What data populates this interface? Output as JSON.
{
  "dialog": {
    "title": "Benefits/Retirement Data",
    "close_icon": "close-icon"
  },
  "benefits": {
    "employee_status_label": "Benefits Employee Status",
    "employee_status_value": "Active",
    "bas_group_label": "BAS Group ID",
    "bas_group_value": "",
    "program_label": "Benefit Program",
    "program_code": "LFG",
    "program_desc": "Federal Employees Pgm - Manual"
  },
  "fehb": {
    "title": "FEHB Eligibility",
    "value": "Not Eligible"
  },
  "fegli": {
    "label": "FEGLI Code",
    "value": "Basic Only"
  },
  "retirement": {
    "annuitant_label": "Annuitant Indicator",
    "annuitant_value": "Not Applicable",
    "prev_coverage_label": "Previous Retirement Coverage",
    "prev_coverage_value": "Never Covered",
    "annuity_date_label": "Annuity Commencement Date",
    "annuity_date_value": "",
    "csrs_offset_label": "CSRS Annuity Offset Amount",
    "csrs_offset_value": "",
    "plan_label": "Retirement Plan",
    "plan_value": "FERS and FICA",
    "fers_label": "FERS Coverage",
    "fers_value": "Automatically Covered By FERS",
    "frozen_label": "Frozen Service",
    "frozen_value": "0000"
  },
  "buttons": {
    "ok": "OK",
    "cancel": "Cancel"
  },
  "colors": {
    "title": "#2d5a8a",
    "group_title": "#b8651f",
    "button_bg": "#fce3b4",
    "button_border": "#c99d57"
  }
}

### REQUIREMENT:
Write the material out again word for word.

### RESPONSE TO THIS TASK:
What data populates this interface? Output as JSON.
{
  "dialog": {
    "title": "Benefits/Retirement Data",
    "close_icon": "close-icon"
  },
  "benefits": {
    "employee_status_label": "Benefits Employee Status",
    "employee_status_value": "Active",
    "bas_group_label": "BAS Group ID",
    "bas_group_value": "",
    "program_label": "Benefit Program",
    "program_code": "LFG",
    "program_desc": "Federal Employees Pgm - Manual"
  },
  "fehb": {
    "title": "FEHB Eligibility",
    "value": "Not Eligible"
  },
  "fegli": {
    "label": "FEGLI Code",
    "value": "Basic Only"
  },
  "retirement": {
    "annuitant_label": "Annuitant Indicator",
    "annuitant_value": "Not Applicable",
    "prev_coverage_label": "Previous Retirement Coverage",
    "prev_coverage_value": "Never Covered",
    "annuity_date_label": "Annuity Commencement Date",
    "annuity_date_value": "",
    "csrs_offset_label": "CSRS Annuity Offset Amount",
    "csrs_offset_value": "",
    "plan_label": "Retirement Plan",
    "plan_value": "FERS and FICA",
    "fers_label": "FERS Coverage",
    "fers_value": "Automatically Covered By FERS",
    "frozen_label": "Frozen Service",
    "frozen_value": "0000"
  },
  "buttons": {
    "ok": "OK",
    "cancel": "Cancel"
  },
  "colors": {
    "title": "#2d5a8a",
    "group_title": "#b8651f",
    "button_bg": "#fce3b4",
    "button_border": "#c99d57"
  }
}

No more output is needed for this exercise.